Strong Broken Hearts

Hearts are amazing things. When they break, it feels as though we can never be whole again. What we previously knew as love gets dashed on the rocks, shattered into a millions fragments and scattered all over the landscape of our lives. It feels at times like we can never survive it. And yet we do. That shattered, scattered experience is incredibly disorienting. It seems as though nothing is where we thought it belonged and we can barely see through our tears to figure out how to do even simple things: Get out of bed, brush our teeth, look into other people’s eyes, eat food, be… alive. Vitality can seem weirdly out of reach, like a floater in your eye that’s always just beyond your field of vision. Whether our hearts have shattered due to the death of someone important to us or the death of a hope, an important dream or a vital Idea, we grieve. That very disorientation is, in fact, a vitally important task of grief. It is part of what J. William Worden refers to as “adjusting to the new environment,” (see Our lives have changed forever. Most often, these are not changes we asked for, but even when they are, the pain can be searing. I’m the words of traumatologist and musician, J. Eric Gentry, “Love is gonna cut you ‘fore it makes you whole.” Sitting in the middle of all of that brokenness and looking at this overwhelming scatter of pieces puts us in a position to complete other tasks of grief that are necessary for healing. One of our grief tasks is accepting the reality of the loss.
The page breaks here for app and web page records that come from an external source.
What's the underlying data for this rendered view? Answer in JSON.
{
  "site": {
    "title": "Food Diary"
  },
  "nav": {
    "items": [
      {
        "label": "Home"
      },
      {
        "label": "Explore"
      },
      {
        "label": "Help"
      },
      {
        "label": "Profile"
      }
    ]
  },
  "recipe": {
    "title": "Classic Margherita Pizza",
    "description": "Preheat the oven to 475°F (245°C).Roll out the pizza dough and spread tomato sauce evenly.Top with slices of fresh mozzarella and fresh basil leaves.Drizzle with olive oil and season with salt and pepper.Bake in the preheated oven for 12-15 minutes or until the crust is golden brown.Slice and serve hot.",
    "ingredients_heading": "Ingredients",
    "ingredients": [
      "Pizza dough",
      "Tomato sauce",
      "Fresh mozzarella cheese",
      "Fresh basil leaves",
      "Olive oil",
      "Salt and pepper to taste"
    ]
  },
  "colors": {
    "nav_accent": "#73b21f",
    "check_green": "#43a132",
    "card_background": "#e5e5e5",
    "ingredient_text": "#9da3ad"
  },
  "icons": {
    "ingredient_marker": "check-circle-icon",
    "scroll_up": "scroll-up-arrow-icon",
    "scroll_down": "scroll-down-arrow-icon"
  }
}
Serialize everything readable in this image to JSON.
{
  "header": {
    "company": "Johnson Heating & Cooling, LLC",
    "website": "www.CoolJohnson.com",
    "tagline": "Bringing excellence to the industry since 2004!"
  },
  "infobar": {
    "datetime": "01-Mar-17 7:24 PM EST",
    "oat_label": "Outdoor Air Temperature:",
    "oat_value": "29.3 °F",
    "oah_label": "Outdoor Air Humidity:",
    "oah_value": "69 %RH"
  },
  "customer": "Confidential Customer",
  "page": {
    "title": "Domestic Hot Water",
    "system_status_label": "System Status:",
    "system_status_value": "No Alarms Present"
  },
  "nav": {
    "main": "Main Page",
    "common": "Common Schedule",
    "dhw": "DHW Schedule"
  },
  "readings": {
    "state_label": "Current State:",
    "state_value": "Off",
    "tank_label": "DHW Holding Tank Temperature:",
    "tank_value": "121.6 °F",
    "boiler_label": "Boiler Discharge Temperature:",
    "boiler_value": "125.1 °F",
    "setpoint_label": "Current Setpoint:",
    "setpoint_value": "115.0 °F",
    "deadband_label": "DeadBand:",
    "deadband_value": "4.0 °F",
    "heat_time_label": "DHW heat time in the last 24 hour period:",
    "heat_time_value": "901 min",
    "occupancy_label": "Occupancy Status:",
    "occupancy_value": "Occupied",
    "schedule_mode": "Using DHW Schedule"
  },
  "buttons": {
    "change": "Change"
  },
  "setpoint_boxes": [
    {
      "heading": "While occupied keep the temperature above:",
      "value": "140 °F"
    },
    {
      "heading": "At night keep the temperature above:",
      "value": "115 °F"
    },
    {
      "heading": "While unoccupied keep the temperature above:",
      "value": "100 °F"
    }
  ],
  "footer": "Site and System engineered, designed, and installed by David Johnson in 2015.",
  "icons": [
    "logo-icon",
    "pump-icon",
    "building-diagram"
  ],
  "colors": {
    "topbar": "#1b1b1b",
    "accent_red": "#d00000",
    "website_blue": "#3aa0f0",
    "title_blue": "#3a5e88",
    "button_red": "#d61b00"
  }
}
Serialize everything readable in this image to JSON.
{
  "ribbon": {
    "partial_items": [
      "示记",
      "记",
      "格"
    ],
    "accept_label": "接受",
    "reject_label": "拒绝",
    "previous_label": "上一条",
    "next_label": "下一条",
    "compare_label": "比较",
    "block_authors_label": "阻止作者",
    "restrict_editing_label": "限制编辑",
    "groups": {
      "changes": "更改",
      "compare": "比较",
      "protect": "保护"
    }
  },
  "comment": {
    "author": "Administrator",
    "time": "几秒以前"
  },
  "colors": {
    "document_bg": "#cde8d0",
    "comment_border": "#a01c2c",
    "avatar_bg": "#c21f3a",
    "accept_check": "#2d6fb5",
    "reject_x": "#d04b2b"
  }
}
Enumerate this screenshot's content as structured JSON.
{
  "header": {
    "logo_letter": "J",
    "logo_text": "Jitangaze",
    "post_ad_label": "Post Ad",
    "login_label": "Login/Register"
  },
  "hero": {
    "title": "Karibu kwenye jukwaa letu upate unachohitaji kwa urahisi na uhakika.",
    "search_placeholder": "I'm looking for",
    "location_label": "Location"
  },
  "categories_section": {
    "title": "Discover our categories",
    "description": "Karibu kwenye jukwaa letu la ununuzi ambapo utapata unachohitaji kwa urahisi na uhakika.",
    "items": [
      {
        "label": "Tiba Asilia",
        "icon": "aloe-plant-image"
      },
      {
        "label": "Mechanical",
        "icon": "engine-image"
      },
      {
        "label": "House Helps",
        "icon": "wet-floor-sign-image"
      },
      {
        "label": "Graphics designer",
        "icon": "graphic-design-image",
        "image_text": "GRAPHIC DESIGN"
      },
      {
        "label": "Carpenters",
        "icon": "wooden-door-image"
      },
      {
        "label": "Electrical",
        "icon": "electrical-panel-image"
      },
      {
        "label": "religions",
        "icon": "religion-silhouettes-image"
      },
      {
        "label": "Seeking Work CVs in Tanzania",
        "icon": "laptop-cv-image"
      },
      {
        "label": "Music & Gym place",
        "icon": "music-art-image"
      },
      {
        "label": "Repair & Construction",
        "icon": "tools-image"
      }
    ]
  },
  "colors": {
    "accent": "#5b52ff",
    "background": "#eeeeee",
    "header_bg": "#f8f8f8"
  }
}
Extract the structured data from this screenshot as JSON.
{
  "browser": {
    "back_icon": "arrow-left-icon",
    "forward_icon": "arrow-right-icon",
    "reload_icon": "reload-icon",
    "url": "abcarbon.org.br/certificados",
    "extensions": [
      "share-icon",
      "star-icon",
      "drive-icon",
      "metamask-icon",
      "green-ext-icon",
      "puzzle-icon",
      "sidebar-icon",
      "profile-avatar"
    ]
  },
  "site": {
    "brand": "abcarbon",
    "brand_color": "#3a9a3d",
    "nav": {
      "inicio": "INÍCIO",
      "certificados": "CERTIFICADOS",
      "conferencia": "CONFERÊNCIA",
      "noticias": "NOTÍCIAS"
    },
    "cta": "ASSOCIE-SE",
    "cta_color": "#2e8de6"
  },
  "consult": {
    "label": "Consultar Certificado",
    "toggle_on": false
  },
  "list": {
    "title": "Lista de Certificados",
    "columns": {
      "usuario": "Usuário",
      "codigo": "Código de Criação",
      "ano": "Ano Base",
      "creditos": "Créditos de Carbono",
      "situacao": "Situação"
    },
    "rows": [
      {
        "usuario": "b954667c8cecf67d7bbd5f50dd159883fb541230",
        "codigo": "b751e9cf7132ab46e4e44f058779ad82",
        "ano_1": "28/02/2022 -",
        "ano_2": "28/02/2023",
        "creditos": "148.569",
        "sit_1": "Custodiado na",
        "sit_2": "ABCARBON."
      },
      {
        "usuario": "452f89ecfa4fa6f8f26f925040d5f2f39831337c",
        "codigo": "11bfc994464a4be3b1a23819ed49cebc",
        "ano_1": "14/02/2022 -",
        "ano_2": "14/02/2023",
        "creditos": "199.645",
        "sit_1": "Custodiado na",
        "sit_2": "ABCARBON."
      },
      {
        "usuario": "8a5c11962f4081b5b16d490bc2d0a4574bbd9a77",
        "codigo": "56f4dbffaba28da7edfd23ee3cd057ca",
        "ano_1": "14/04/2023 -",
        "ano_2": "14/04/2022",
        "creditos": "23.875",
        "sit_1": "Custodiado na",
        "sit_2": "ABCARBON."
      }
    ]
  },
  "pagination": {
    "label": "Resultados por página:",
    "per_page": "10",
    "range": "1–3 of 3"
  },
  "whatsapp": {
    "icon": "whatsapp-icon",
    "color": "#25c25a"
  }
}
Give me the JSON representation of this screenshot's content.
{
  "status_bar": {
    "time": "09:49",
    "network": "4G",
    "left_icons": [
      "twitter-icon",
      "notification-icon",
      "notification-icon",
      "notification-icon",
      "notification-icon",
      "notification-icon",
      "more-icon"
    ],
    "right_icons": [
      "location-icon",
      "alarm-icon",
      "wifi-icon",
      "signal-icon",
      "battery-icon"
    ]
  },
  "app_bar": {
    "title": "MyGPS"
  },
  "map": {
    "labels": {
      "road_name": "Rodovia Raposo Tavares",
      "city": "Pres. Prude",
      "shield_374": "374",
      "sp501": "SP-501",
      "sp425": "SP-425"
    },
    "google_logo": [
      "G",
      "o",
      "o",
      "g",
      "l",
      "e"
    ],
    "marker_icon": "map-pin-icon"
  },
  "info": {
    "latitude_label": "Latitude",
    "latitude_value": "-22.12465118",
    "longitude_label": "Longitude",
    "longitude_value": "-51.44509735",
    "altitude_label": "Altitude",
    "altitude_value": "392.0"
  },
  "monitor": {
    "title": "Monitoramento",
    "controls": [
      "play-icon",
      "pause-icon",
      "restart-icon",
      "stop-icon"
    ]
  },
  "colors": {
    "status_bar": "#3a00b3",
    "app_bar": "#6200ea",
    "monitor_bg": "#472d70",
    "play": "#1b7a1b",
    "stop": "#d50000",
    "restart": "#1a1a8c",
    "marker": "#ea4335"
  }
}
We don’t want to. We want the old life back. But sitting in the pieces, we come to understand on a visceral level that a return to the “old normal” is now impossible. This pushes us to another grief task: Relocating the deceased (person or dream,) in our lives in a new way. We sift through the pieces as we can. We choose for some to stay and some to go. We mosaic our hearts back together in a different way. At times like this, sharing our pain with others can be incredibly helpful. “A grief shared is grief halved.” We fear that in the blur of our tears and the fire of our anger we might lose some of those pieces of our heart forever. When we share with trusted others, they can hold some of the pieces for us. They won’t let us forget who we are and who we have been. In so doing, these trusted confidantes add some beautiful pieces of their own to our new heart mosaic. We find comfort, connection and company. This doesn’t take away our pain, but it does remind us that there is more to our lives than just pain. This is critically important to healing. Make no mistake about it: The new mosaic we form will also shatter at some point. Anyone who lives any significant amount of time shatters, reforms, shatters and reforms over and over again through life. As younger people we think the goal is to keep an in tact, shiny and beautiful heart. As we cycle through losses and changes over and over again, hopefully we come to understand a new goal – one of resiliency and continual re-creation. The joy of life is not only found in the wonderfulness of it, but also in the terribleness of it. Just as music notes mean nothing without silence to shape them, a vital life is composed of the full gamut of human experience. There are gifts to be found in the pain and our expertise in re-creating beauty is strengthened with each shattering experience. When we fight to keep from feeling our pain we cut off our ability to flourish and move from pain. We suffer unnecessarily. They say, “pain is inevitable, suffering is voluntary.” If we want to stop suffering, ironically, we have to stop resisting the pain. The pieces will come back together. At times, our best choice for a “trusted other” is a professional counselor/therapist. Someone who understands the process of grief, can help you choose healthy coping strategies and who is not personally involved in your situation can help you work your pain through well, hold importance pieces of your mosaic for you, and help you determine how you want to recreate your heart this time. If I can be that person for you, just click the Contact Tiffany button, or click here: It’s time to move from surviving to thriving.